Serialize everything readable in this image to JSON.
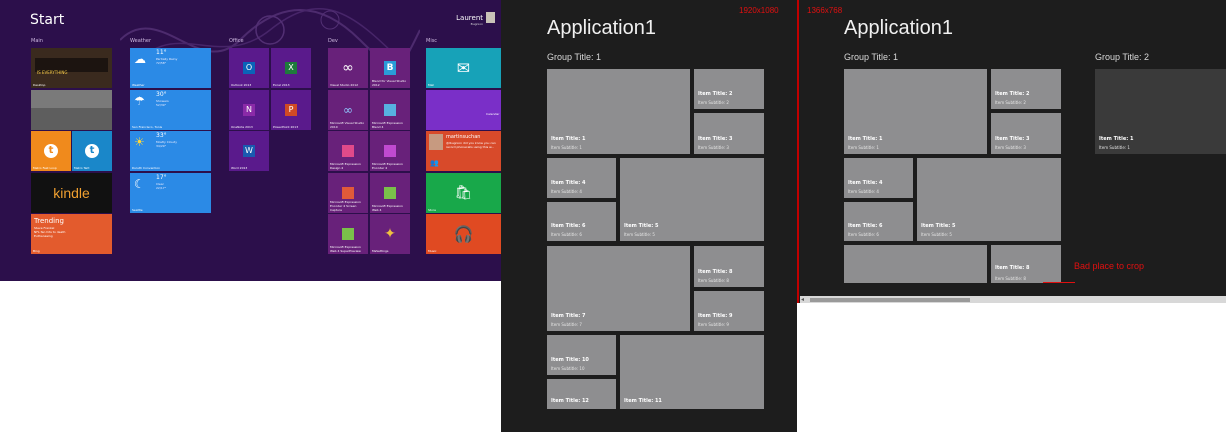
{
  "start": {
    "title": "Start",
    "user": {
      "name": "Laurent",
      "subtitle": "Bugnion"
    },
    "groups": [
      "Main",
      "Weather",
      "Office",
      "Dev",
      "Misc"
    ],
    "tiles": {
      "desktop": "Desktop",
      "desktop_banner": "IS EVERYTHING",
      "metro_fast_loop": "Metro Fast Loop",
      "metro_twit": "Metro Twit",
      "kindle_word": "kindle",
      "trending_title": "Trending",
      "trending_lines": [
        "Steve Frankel",
        "NFL fan hits to death",
        "Euthanasing"
      ],
      "bing": "Bing",
      "weather1": {
        "temp": "11°",
        "lines": [
          "Partially Rainy",
          "72/58°"
        ],
        "label": "Weather"
      },
      "weather2": {
        "temp": "30°",
        "lines": [
          "Showers",
          "52/39°"
        ],
        "label": "San Francisco, Tunis"
      },
      "weather3": {
        "temp": "33°",
        "lines": [
          "Mostly Cloudy",
          "34/29°"
        ],
        "label": "Duluth Convention"
      },
      "weather4": {
        "temp": "17°",
        "lines": [
          "Clear",
          "22/17°"
        ],
        "label": "Seattle"
      },
      "outlook": "Outlook 2013",
      "excel": "Excel 2013",
      "onenote": "OneNote 2013",
      "powerpoint": "PowerPoint 2013",
      "word": "Word 2013",
      "vs2012": "Visual Studio 2012",
      "blend": "Blend for Visual Studio 2012",
      "sql": "Microsoft Visual Studio 2010",
      "expr_blend4": "Microsoft Expression Blend 4",
      "expr_design": "Microsoft Expression Design 4",
      "expr_encoder": "Microsoft Expression Encoder 4",
      "expr_encoder_screen": "Microsoft Expression Encoder 4 Screen Capture",
      "expr_web": "Microsoft Expression Web 4",
      "expr_superpreview": "Microsoft Expression Web 4 SuperPreview",
      "mssettings": "MsSettings",
      "mail": "Mail",
      "calendar": "Calendar",
      "people_name": "martinsuchan",
      "people_text": "@lbugnion did you know you can record phonecalls using this w...",
      "store": "Store",
      "music": "Music"
    }
  },
  "app1": {
    "resolution": "1920x1080",
    "title": "Application1",
    "group_title": "Group Title: 1",
    "items": [
      {
        "title": "Item Title: 1",
        "subtitle": "Item Subtitle: 1"
      },
      {
        "title": "Item Title: 2",
        "subtitle": "Item Subtitle: 2"
      },
      {
        "title": "Item Title: 3",
        "subtitle": "Item Subtitle: 3"
      },
      {
        "title": "Item Title: 4",
        "subtitle": "Item Subtitle: 4"
      },
      {
        "title": "Item Title: 5",
        "subtitle": "Item Subtitle: 5"
      },
      {
        "title": "Item Title: 6",
        "subtitle": "Item Subtitle: 6"
      },
      {
        "title": "Item Title: 7",
        "subtitle": "Item Subtitle: 7"
      },
      {
        "title": "Item Title: 8",
        "subtitle": "Item Subtitle: 8"
      },
      {
        "title": "Item Title: 9",
        "subtitle": "Item Subtitle: 9"
      },
      {
        "title": "Item Title: 10",
        "subtitle": "Item Subtitle: 10"
      },
      {
        "title": "Item Title: 11",
        "subtitle": ""
      },
      {
        "title": "Item Title: 12",
        "subtitle": ""
      }
    ]
  },
  "app2": {
    "resolution": "1366x768",
    "title": "Application1",
    "group_title_1": "Group Title: 1",
    "group_title_2": "Group Title: 2",
    "items": [
      {
        "title": "Item Title: 1",
        "subtitle": "Item Subtitle: 1"
      },
      {
        "title": "Item Title: 2",
        "subtitle": "Item Subtitle: 2"
      },
      {
        "title": "Item Title: 3",
        "subtitle": "Item Subtitle: 3"
      },
      {
        "title": "Item Title: 4",
        "subtitle": "Item Subtitle: 4"
      },
      {
        "title": "Item Title: 6",
        "subtitle": "Item Subtitle: 6"
      },
      {
        "title": "Item Title: 5",
        "subtitle": "Item Subtitle: 5"
      },
      {
        "title": "Item Title: 8",
        "subtitle": "Item Subtitle: 8"
      },
      {
        "title": "Item Title: 1",
        "subtitle": "Item Subtitle: 1"
      }
    ],
    "crop_note": "Bad place to crop"
  }
}
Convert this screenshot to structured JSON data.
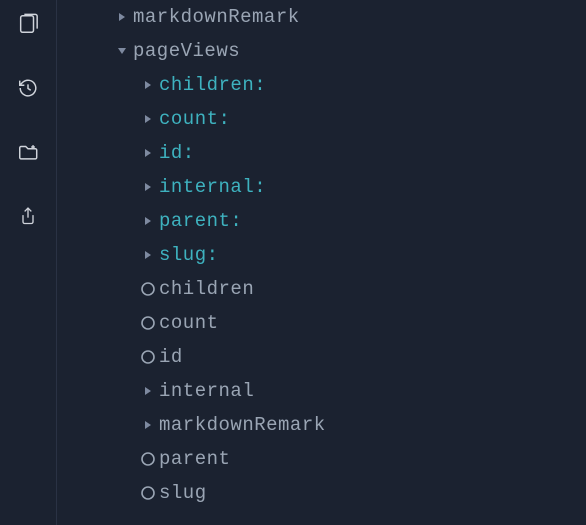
{
  "sidebar_icons": {
    "explorer": "explorer-icon",
    "history": "history-icon",
    "folder": "folder-icon",
    "share": "share-icon"
  },
  "tree": {
    "lv1": [
      {
        "label": "markdownRemark",
        "marker": "tri-right",
        "teal": false
      },
      {
        "label": "pageViews",
        "marker": "tri-down",
        "teal": false
      }
    ],
    "lv2_fields": [
      {
        "label": "children:",
        "marker": "tri-right",
        "teal": true
      },
      {
        "label": "count:",
        "marker": "tri-right",
        "teal": true
      },
      {
        "label": "id:",
        "marker": "tri-right",
        "teal": true
      },
      {
        "label": "internal:",
        "marker": "tri-right",
        "teal": true
      },
      {
        "label": "parent:",
        "marker": "tri-right",
        "teal": true
      },
      {
        "label": "slug:",
        "marker": "tri-right",
        "teal": true
      }
    ],
    "lv2_items": [
      {
        "label": "children",
        "marker": "circle",
        "teal": false
      },
      {
        "label": "count",
        "marker": "circle",
        "teal": false
      },
      {
        "label": "id",
        "marker": "circle",
        "teal": false
      },
      {
        "label": "internal",
        "marker": "tri-right",
        "teal": false
      },
      {
        "label": "markdownRemark",
        "marker": "tri-right",
        "teal": false
      },
      {
        "label": "parent",
        "marker": "circle",
        "teal": false
      },
      {
        "label": "slug",
        "marker": "circle",
        "teal": false
      }
    ]
  }
}
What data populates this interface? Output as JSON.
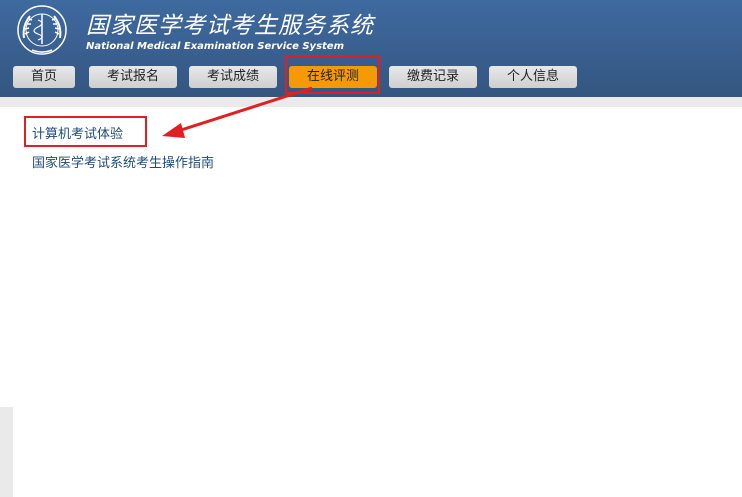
{
  "header": {
    "title_cn": "国家医学考试考生服务系统",
    "title_en": "National Medical Examination Service System"
  },
  "nav": {
    "items": [
      {
        "label": "首页"
      },
      {
        "label": "考试报名"
      },
      {
        "label": "考试成绩"
      },
      {
        "label": "在线评测",
        "active": true
      },
      {
        "label": "缴费记录"
      },
      {
        "label": "个人信息"
      }
    ]
  },
  "content": {
    "links": [
      {
        "label": "计算机考试体验"
      },
      {
        "label": "国家医学考试系统考生操作指南"
      }
    ]
  },
  "colors": {
    "header_blue": "#3e6aa0",
    "active_tab": "#f59a05",
    "annotation_red": "#e02020",
    "link_blue": "#1e4b7a"
  }
}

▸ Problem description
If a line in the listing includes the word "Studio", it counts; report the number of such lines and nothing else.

▸ Answer to this problem
3